By Angela Hickey
After the scandals surrounding Facebook with the release of The Facebook Papers, Mark Zuckerberg decided to separate the company from its past transgressions, completely rebranding the social media platform under a new name: Meta.
The new name was designed to reflect a focus beyond Facebook solely as a social network platform, and into the “metaverse”—the extension of the internet into three-dimensional virtual reality (VR) spaces.
According to Zuckerberg, the metaverse will rely on augmented and virtual-reality tech, representing a path away from the company’s existing problems, and in turn attempting to make Facebook bigger than ever. The site is already attracting over three billion users worldwide, but its main problem has always been attracting the young.
Interest in Facebook from the younger generations has eroded over the last decade, and the increasing antitrust attention around Facebook means it cannot buy its way out of this problem by picking up some promising new rival, as it did with Instagram and attempted to do with Snapchat and TikTok.
Zuckerberg acknowledged Facebook’s struggle to maintain popularity with the younger demographic.
“We’re retooling our tools to make young adults our northstar,” he said on a conference call with Forbes, while also acknowledging this would come at the expense of older users. The latter group is a problematic base of support for Facebook—too aged for advertisers and too prone to sharing the misinformation that has landed the company in boiling-hot water.
When Facebook was first developed, it was just one of a collection of social network websites, viewed to be a frivolous part of social life. The main function of the site seemed to be that you could keep up with what your college roommate was having for lunch. Over time, the site evolved to become a place where people could maintain large swaths of social connections, engage in community groups, and access social support and information with a wide, networked audience.
Facebook capitalized on a key component of humanity: the social interactions that make up the fabric of our everyday lives. Yet, as the site evolved, it became clear that those who were in a position to consider how it might fundamentally change how our society engages with one another did not take it seriously; they were treating it as a passing fad and using it for citizen surveillance.
In Facebook’s vision of the metaverse, it describes the concept as an all-encompassing system. There is “Horizon Home” for social interactions and “Quest for Business” as a replacement for phone and video conferencing. Gyms become fitness applications, entertainment is provided by games, and there is immersive educational content. All of this can be accessed by users through the Oculus headset.
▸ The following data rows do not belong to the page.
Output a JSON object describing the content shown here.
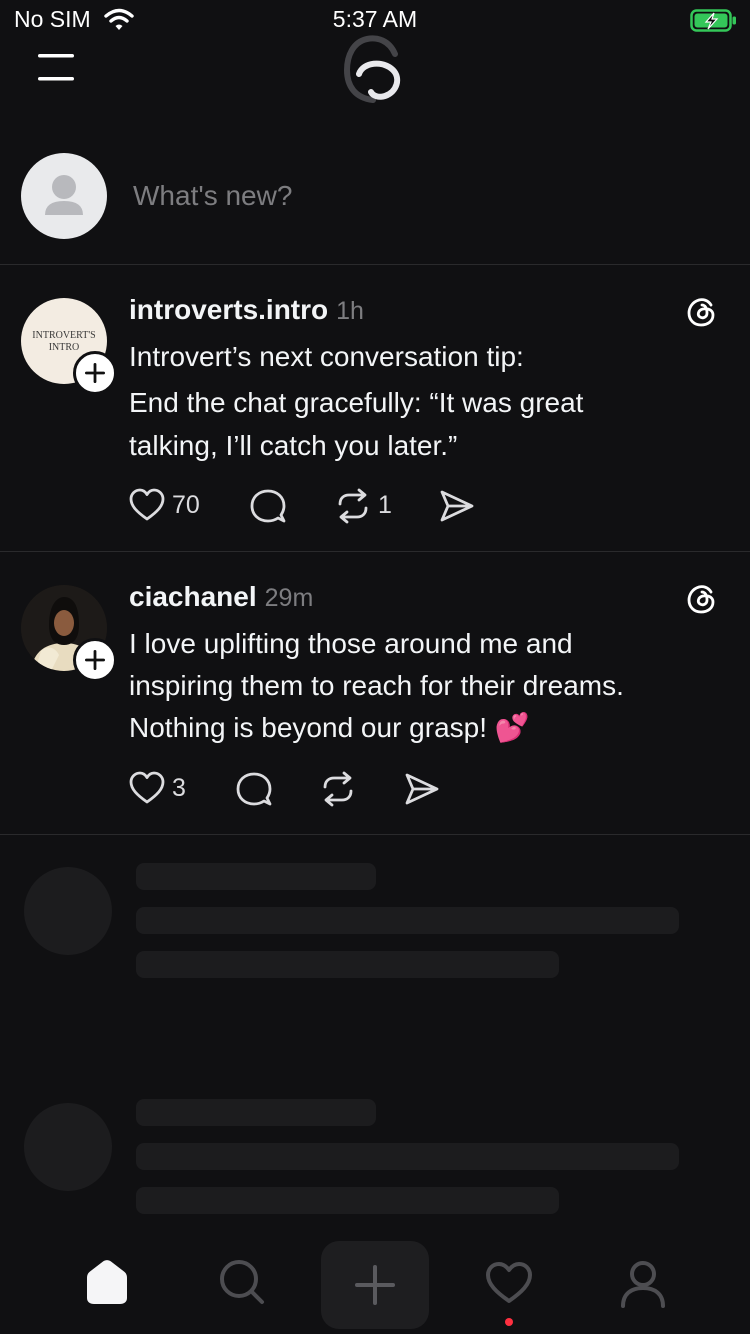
{
  "status": {
    "carrier": "No SIM",
    "time": "5:37 AM",
    "battery_color": "#34c759"
  },
  "composer": {
    "placeholder": "What's new?"
  },
  "posts": [
    {
      "username": "introverts.intro",
      "time": "1h",
      "avatar_text": "INTROVERT'S INTRO",
      "lines": [
        "Introvert’s next conversation tip:",
        "End the chat gracefully: “It was great",
        "talking, I’ll catch you later.”"
      ],
      "likes": "70",
      "reposts": "1"
    },
    {
      "username": "ciachanel",
      "time": "29m",
      "lines": [
        "I love uplifting those around me and",
        "inspiring them to reach for their dreams.",
        "Nothing is beyond our grasp! 💕"
      ],
      "likes": "3"
    }
  ],
  "tabs": [
    "home-icon",
    "search-icon",
    "create-icon",
    "activity-icon",
    "profile-icon"
  ],
  "colors": {
    "background": "#101012",
    "text": "#f3f5f7",
    "muted": "#7d7d80",
    "notification": "#ff3040"
  }
}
“If you’re in the metaverse, you’ll need digital clothes and digital tools and different experiences,” Zuckerberg told analysts. “Our goal is to help the metaverse reach a billion people and billions of dollars in commerce in the next decade.”
Establishing “this foundational platform will be a long road,” Zuckerberg said, warning Wall Street of a potential loss for Reality Labs for years to come.